For Grace’s prompt about September remembering on With Real Toads.   A bat did hide behind that little piece of wood after his shutter was moved away.  (I know I call almost all poems drafts, but I truly do feel very uncertain about the ending–and beginning–ha!–of this one.)

Also, sorry for the repeated plug, but my new book, Nice, is at last available in paper and on kindle–only 99 cents.  It is an interesting book, especially for someone wanting to go back to, or know more about, 1968.

PP Native Cover_4696546_Front Cover


Since I’m in plug mode (!), please also check out my other books, Nose Dive (humorous novel), Going on Somewhere (Poetry), and 1 Mississippi (Elephants!)


Bearing Up

September 12, 2014


Bearing Up

She shuffled through life
like a bear wearing shoes,
which is not to say
that she scratched herself
or would take any honey
who would have her,
and, honestly, “hirsute” could only truly describe
her underarms,
or when spelled differently, her work clothes–

but it does mean that she shied away
from most humans
(though not, typically, their food)
and from conflict too
except when her young were near any line of attack, when she would become as ferocious as–
well, you know–

It also explains why she wore socks always,
even in bed, her feet not as furred
as her predilections, and why she could stand no chair long–
bears preferring even a stump to a straight-back–

Shoes aren’t great for bears, but were, you know, manageable
when the kids, cubs,
a mother willing to put up with all kinds of difficulty–
snout full of ants,
the sacrifice of salmon,
even pumps–
for the sake of family time in the den,
or, better, the dew of those summer nights
when they lay together in a flattened corn field,
cubs cradled in the warm and slightly hirsute hollows
of her arms,
staring up at their starred totems–

But it also explains the hobble,
after the cubs had grown away,
and the shoes felt always too big,
or too little,
rubbing her slashed pads, the claws
curling inwards, some
wrong way.

It’s true that there were other bears around–
wolves, mammals, poultry too—
even some very cold fish, all also jammed
into shoe leather–but not being a social creature,
she did not interact with them, except to startle
at their nearby heel clicks
down city walks and tiles, and to wonder, repeatedly,
how the fish managed to tie their oxfords on
so tightly.

Perhaps had she ever gotten dancing shoes, ballet flats,
she may have fared better,
but remembering how she once carried
her erstwhile young, she always went
for a stiffer sole, something with support.
Besides, bears tend not
to be good at ballet, not liking
the barre, much less mirrors–

No, if a bear wants to see some version of itself,
it looks down to those beings it was born to protect,
or up to stars’ paw prints, glinting
in the blue-black sky.

A draft draft draft poem–meaning freshly written, little edited, and probably too long–but for my own prompt on dVerse Poets Pub, meeting the bar, to use extended metaphor.

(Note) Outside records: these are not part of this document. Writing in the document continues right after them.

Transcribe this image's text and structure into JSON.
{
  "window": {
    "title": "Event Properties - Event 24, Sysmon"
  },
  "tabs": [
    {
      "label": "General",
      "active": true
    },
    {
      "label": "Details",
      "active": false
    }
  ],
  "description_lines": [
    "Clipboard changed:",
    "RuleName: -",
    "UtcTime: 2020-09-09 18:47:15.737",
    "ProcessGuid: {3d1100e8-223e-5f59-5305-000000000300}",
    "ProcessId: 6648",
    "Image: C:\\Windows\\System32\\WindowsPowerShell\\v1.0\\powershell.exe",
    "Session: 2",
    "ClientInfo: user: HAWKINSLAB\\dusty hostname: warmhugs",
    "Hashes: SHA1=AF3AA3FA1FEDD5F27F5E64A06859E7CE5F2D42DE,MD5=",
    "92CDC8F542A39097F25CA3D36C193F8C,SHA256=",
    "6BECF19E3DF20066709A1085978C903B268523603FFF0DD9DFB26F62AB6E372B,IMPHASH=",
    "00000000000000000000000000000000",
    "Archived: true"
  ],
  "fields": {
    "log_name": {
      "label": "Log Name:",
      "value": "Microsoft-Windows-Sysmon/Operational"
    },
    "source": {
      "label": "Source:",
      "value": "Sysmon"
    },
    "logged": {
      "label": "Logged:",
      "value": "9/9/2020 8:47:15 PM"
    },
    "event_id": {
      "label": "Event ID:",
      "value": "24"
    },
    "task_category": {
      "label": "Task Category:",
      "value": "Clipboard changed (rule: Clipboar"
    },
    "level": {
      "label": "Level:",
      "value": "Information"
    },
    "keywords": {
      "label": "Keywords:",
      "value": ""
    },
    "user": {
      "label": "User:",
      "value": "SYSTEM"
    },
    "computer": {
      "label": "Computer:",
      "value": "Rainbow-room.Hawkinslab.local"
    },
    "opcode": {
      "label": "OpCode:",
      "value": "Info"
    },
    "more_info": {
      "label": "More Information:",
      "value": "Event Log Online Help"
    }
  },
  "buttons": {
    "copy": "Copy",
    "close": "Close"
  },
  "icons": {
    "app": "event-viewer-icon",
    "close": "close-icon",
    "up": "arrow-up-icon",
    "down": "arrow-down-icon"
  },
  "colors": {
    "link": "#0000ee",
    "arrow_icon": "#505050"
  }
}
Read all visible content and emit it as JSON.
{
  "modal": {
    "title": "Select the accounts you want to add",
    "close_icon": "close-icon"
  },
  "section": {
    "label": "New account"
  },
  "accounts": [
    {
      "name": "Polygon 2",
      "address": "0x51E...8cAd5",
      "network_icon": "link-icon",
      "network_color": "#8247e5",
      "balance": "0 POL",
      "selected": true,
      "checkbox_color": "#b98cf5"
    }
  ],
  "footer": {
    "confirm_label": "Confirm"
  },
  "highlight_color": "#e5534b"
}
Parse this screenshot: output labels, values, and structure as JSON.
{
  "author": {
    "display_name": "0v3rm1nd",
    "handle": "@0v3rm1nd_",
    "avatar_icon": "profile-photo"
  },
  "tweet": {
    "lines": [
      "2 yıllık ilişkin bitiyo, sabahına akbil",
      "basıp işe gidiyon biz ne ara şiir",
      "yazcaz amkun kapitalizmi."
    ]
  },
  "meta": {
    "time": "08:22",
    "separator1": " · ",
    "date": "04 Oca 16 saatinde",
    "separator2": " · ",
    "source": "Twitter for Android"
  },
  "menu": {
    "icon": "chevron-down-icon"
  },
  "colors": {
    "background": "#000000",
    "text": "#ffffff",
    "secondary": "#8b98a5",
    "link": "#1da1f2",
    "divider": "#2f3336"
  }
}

I am also linking to with real toads open link night.

The picture is mine and was originally done to ask people to bear with me in filling in the shoes on the prompt for the wonderful poet and host Brian Miller (who has computer issues.)  But I liked the picture, and it sparked the poem.  For this poem, however, the bear should perhaps have different shoes.

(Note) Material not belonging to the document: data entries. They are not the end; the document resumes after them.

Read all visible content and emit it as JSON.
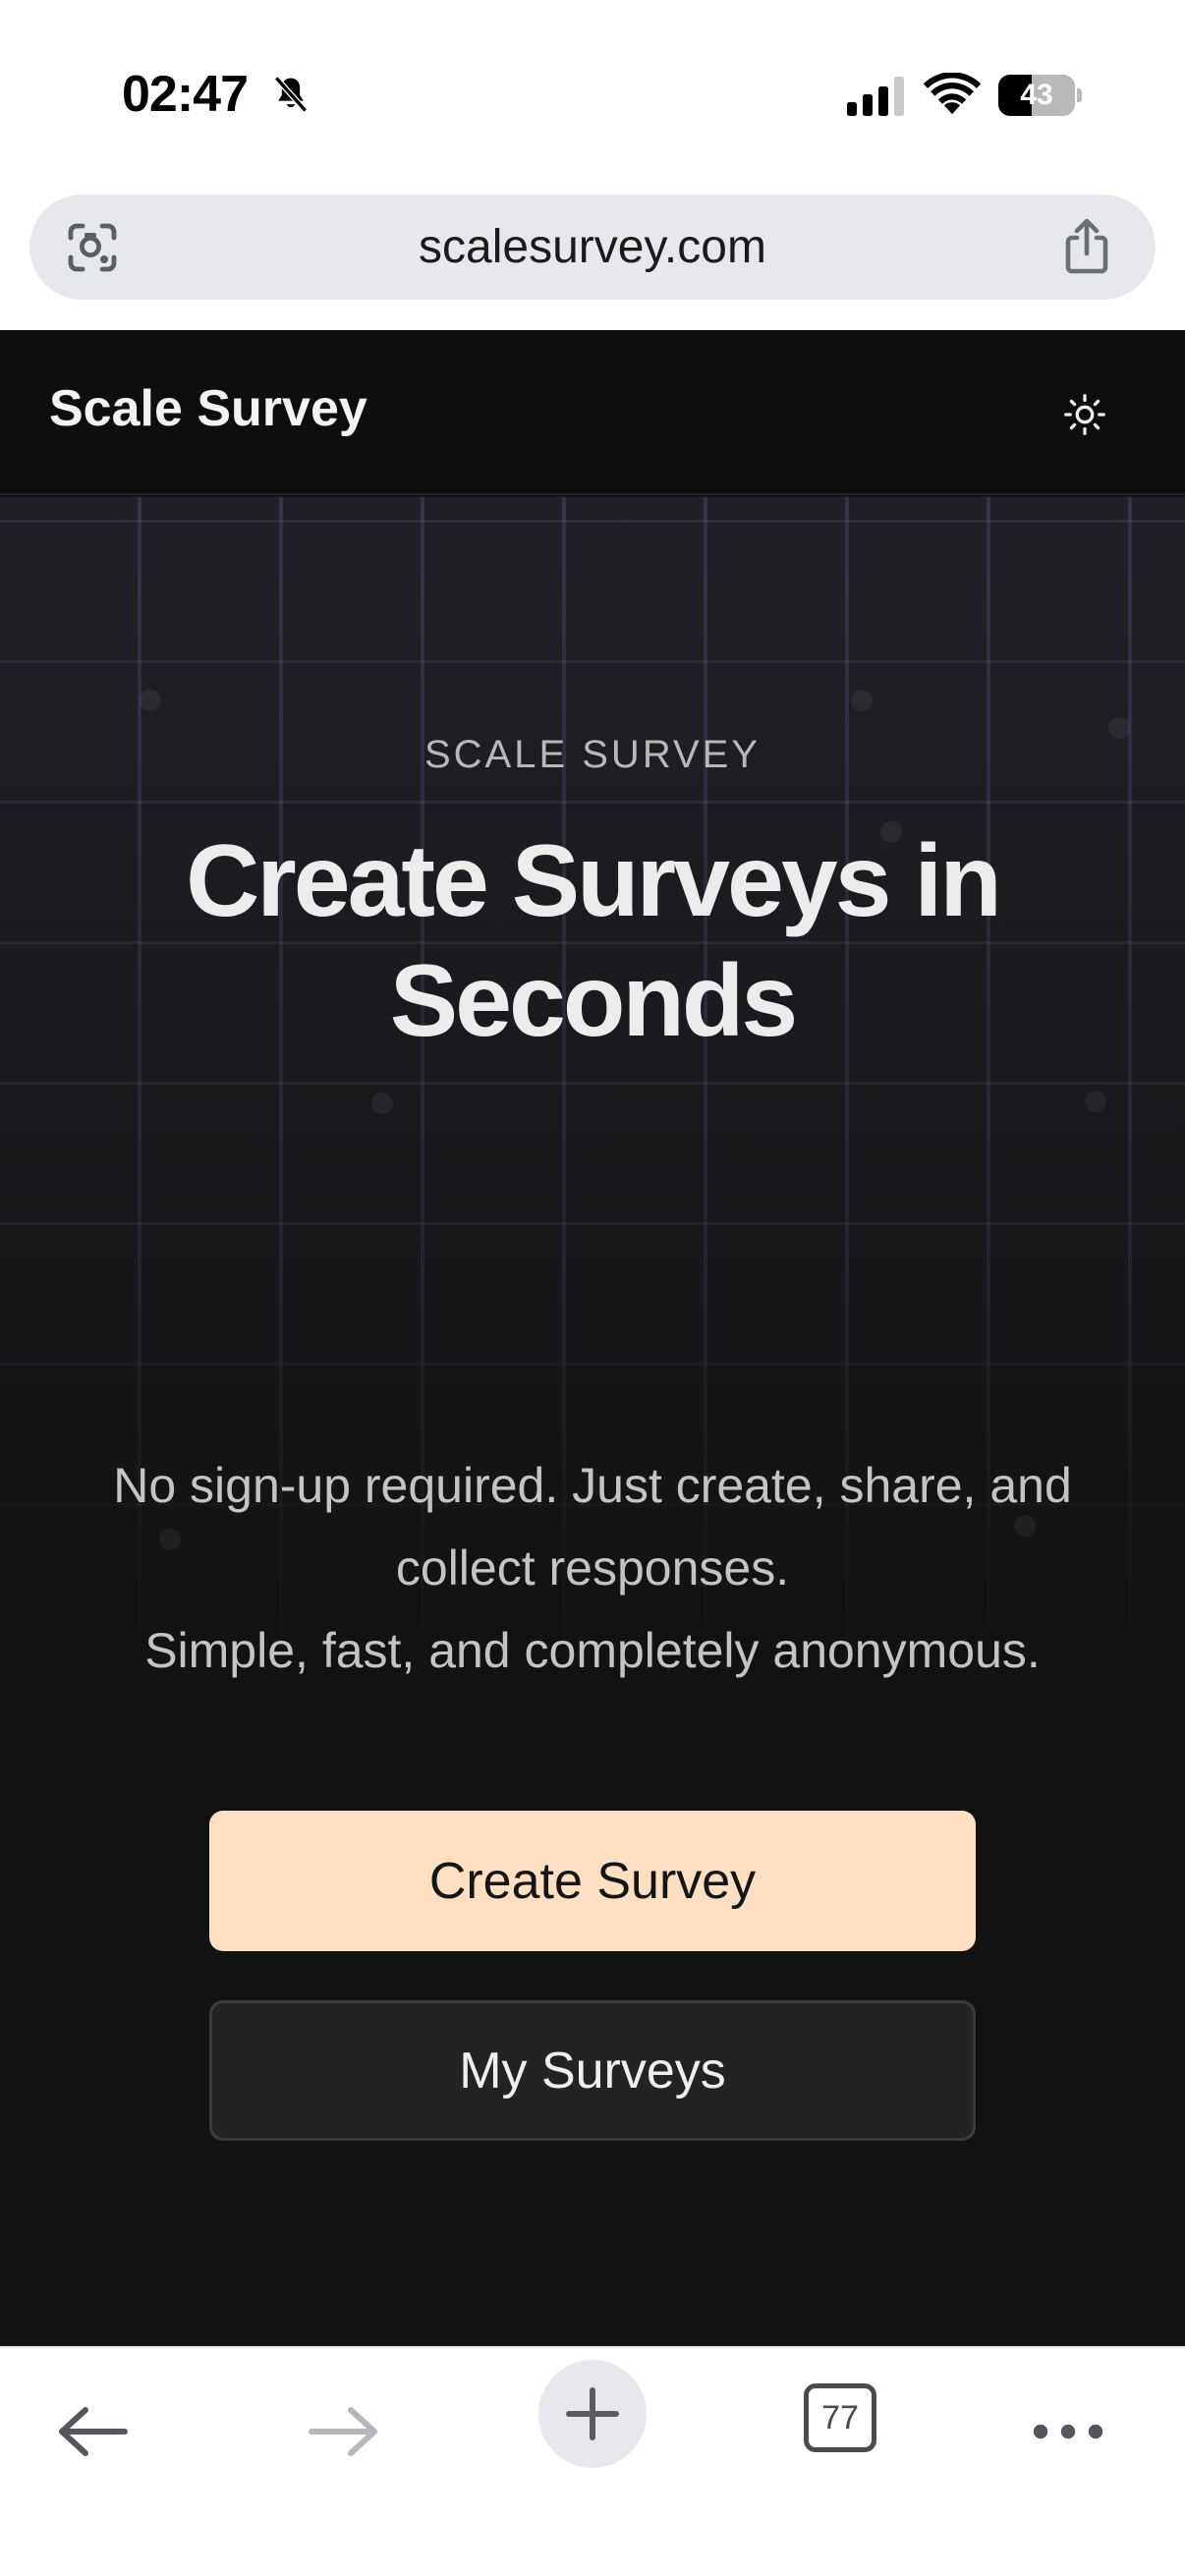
{
  "status_bar": {
    "time": "02:47",
    "battery_level": "43",
    "battery_fraction": 0.43
  },
  "browser": {
    "url": "scalesurvey.com",
    "tab_count": "77",
    "icons": [
      "lens-icon",
      "share-icon",
      "back-arrow-icon",
      "forward-arrow-icon",
      "plus-icon",
      "tabs-icon",
      "more-dots-icon"
    ]
  },
  "header": {
    "brand": "Scale Survey",
    "theme_icon": "sun-icon"
  },
  "hero": {
    "eyebrow": "SCALE SURVEY",
    "headline": "Create Surveys in Seconds",
    "subtitle_line1": "No sign-up required. Just create, share, and collect responses.",
    "subtitle_line2": "Simple, fast, and completely anonymous.",
    "primary_button": "Create Survey",
    "secondary_button": "My Surveys"
  },
  "colors": {
    "page_background": "#121212",
    "primary_button": "#fddfc2",
    "secondary_button": "#232324",
    "url_bar": "#e6e8eb"
  }
}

Also–and sorry for the plug–but please do check out my new book, a rather serious one, called Nice.  It is available on Kindle for just 99 cents and in paper back for a bit more.  Also, I would be very happy to send a hard or other copy to anyone interested in writing a review!!!!!